COLLIS O HELICONII3rd Opera by Ezra Pound
Settings of Poems by Catullus & Sappho
Music composed by Ezra Pound
Texts by Catullus and Sappho
Introduction, Analysis, and Performance Edition by Margaret Fisher
Second Evening Art Publishing, 2005, first edition
180 pages, perfectbound (paper), shrinkwrapped, ISBN 9780972885935, list $40.00
About the opera
Pound commenced a third opera project sometime in the mid 1920s or early 1930s but left it unfinished c.1934. His music sketches for one aria by Catullus, carmen LXI (“Collis O Heliconii”), and one aria by Sappho, fragment 1 (“Poikilothron’ athanat’ Aphrodita”), are linked by incidental music. Pound also sketched a scenario regarding the staging of the opera.
Dramatic action of carmen 61
A festive crowd gathers outdoors at dusk. The boys carry pine torches and toss the nuts that are sacred to the marriage celebration. The virgins scatter flowers. The bride must dress and make the traditional journey from her mother’s embrace to the bridegroom’s bed chamber. Here the wedding party will sing and joke outside the closed door, preventing jealous gods from disturbing the couple’s lovemaking. The master of ceremonies calls for Hymenaeus to descend from Helicon. He instructs the young girls to prepare the bride and directs the young boys to form the wedding procession.
About the bookThis book is in two parts
Part I: Introduction to Catulllus and Sappho, and to Pound’s published remarks concerning each. Analysis of the musical treatment and problems in the manuscript tradition. Examples of the setting of a poet's words as an act of criticism.

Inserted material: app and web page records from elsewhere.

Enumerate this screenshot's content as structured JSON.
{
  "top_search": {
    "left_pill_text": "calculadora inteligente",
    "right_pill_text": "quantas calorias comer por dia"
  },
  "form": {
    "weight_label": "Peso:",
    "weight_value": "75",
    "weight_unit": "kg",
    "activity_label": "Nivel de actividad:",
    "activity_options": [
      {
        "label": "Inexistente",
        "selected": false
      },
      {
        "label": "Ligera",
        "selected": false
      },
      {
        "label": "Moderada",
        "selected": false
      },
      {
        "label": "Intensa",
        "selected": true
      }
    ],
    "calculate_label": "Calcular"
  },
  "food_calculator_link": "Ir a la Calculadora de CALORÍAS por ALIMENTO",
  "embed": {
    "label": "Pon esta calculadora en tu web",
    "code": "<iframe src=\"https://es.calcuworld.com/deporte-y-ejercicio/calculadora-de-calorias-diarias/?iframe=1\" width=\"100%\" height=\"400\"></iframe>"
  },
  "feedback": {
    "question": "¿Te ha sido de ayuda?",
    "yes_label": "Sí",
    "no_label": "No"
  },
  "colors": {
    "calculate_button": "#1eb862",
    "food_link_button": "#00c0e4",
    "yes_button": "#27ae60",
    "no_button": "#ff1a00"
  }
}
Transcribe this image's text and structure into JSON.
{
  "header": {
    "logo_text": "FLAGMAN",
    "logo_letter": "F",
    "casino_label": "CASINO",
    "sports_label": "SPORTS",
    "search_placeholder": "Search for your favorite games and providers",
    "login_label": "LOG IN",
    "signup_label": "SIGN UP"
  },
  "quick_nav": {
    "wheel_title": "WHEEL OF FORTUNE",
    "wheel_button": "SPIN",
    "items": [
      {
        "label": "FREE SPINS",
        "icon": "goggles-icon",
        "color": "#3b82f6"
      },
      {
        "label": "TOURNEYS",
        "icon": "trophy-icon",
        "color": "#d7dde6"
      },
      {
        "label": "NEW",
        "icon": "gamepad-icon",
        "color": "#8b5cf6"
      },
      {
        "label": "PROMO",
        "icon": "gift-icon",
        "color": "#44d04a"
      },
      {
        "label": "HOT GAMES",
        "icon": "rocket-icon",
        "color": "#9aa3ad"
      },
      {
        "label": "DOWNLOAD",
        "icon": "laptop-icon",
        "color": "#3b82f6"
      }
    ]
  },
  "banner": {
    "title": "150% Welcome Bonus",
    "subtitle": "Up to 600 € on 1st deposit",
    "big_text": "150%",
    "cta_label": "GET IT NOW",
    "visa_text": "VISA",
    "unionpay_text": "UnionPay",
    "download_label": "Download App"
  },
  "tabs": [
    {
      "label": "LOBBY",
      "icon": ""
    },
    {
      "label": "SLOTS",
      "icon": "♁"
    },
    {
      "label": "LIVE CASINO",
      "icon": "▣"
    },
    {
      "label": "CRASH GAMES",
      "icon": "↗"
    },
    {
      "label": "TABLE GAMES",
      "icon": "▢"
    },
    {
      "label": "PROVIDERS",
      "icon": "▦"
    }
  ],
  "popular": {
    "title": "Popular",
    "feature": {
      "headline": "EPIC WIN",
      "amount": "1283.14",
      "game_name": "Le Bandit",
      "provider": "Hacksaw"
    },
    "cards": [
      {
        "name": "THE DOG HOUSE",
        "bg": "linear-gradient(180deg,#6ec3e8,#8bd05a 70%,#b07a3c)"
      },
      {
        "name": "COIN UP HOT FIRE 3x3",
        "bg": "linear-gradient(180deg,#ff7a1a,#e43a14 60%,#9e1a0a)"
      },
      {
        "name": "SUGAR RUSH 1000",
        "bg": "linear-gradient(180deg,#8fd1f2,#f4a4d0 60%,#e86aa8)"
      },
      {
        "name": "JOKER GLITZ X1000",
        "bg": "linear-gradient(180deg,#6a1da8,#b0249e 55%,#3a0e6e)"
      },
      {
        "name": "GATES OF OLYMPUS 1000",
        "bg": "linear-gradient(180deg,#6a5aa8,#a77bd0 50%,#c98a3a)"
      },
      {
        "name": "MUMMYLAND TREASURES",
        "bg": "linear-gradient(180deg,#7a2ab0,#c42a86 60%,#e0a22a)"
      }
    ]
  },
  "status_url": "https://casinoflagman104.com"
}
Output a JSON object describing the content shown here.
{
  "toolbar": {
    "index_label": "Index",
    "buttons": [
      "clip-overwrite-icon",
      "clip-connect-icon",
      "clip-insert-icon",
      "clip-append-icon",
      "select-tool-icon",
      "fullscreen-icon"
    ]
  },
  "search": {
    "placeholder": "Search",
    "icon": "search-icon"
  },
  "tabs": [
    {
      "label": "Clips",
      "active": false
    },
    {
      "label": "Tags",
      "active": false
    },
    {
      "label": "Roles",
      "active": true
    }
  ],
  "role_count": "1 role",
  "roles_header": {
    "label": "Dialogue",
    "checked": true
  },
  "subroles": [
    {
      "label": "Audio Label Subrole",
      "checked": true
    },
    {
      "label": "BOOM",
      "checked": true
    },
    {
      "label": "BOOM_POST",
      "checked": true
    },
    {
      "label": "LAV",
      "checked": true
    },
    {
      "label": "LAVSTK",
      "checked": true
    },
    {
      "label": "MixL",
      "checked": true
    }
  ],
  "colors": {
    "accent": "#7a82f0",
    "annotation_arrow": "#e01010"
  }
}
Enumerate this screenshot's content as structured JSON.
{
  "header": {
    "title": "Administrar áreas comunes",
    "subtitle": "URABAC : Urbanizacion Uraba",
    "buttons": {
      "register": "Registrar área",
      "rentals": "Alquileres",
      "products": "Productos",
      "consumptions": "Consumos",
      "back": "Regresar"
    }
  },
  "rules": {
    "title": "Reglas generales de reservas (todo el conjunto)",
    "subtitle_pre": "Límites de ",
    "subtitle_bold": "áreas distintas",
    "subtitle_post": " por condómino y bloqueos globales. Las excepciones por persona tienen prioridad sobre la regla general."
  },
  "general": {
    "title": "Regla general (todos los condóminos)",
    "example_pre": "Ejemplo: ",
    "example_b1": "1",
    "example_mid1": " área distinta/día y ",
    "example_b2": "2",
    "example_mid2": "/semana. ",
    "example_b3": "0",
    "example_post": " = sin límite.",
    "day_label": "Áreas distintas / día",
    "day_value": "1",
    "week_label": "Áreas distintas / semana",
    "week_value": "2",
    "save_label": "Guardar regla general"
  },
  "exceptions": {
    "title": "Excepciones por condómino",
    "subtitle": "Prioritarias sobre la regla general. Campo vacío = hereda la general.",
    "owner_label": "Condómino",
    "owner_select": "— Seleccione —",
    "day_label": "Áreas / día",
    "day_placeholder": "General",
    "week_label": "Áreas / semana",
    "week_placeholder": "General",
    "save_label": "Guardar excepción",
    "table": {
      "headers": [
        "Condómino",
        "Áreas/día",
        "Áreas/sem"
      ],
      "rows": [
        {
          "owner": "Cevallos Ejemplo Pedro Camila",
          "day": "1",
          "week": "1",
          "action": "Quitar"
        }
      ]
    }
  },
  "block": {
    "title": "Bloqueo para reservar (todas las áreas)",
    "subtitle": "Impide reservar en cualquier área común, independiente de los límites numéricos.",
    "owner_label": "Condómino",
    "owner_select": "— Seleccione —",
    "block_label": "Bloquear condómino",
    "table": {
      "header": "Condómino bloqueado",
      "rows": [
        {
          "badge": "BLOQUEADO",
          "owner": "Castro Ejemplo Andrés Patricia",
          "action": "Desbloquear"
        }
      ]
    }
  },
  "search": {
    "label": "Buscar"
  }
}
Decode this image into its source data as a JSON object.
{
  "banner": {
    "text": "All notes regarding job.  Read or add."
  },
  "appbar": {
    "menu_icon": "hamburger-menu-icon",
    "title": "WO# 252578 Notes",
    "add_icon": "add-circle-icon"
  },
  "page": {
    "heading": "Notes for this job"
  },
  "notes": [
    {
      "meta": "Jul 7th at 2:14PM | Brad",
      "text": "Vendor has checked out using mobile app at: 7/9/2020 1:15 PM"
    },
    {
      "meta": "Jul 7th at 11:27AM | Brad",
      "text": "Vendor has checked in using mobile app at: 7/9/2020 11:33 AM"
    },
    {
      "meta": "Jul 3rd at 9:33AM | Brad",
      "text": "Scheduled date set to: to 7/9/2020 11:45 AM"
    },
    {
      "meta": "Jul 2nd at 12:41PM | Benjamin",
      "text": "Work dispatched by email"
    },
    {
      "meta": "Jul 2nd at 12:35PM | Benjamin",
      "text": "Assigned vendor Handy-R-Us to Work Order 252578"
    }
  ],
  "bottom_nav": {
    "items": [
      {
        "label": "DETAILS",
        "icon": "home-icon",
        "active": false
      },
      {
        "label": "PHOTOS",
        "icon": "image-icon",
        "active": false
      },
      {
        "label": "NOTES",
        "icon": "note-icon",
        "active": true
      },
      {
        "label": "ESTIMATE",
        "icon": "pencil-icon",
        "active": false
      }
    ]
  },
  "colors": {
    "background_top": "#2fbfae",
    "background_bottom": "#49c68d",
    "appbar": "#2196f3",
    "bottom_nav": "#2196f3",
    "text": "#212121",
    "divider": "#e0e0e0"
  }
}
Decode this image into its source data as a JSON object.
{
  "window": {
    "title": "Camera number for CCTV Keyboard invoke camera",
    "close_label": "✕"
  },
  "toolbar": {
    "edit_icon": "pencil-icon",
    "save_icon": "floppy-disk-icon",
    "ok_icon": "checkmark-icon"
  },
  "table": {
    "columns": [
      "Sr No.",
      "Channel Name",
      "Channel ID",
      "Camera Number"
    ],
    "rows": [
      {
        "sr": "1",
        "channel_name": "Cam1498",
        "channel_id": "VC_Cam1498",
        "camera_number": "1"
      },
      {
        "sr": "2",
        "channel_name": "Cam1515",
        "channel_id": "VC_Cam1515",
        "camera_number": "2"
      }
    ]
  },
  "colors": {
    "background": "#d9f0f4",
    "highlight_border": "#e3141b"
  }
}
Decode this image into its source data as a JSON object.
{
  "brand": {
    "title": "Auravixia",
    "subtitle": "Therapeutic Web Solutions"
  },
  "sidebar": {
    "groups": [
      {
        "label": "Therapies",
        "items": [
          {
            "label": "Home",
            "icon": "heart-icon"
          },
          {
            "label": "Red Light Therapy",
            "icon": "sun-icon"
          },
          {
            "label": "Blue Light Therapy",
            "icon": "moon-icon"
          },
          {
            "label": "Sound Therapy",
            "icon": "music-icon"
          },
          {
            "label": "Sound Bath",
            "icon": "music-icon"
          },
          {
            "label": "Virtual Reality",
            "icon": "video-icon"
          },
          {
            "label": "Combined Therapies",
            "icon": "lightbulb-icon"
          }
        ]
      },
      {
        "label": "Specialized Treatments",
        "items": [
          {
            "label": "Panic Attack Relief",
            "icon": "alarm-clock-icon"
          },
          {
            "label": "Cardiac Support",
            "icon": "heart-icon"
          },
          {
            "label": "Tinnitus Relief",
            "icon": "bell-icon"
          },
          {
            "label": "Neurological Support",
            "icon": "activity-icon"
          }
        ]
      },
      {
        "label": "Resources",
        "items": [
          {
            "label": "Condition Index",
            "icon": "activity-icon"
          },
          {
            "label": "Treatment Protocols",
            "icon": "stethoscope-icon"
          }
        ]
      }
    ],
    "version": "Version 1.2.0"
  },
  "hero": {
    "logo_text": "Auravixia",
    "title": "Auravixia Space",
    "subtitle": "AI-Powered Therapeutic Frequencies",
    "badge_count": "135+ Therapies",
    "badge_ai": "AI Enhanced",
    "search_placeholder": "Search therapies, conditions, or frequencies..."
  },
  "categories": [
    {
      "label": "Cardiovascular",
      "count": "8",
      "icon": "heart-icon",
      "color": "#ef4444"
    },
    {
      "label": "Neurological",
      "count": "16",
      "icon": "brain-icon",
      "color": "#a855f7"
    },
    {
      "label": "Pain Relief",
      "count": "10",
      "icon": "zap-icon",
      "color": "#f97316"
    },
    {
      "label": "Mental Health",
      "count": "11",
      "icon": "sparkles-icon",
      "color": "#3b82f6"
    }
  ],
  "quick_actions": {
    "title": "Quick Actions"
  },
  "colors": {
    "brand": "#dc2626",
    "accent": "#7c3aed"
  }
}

The influence of the setting of Catullus’ carmen LXI on Pound’s Canto XLV.
Collis O Heliconii.
Poikilothron’ athanat’ Aphrodite.
About the EditorMargaret Fisher, Ph.D. is an independent scholar and performance/media artist. She is the author of Ezra Pound’s Radio Operas: The BBC Experiments (The MIT Press). With Robert Hughes she edited The Complete Music of Ezra Pound in five volumes.
The Recovery of Ezra Pound’s 3rd Opera, Settings of Poems by Catullus & Sappho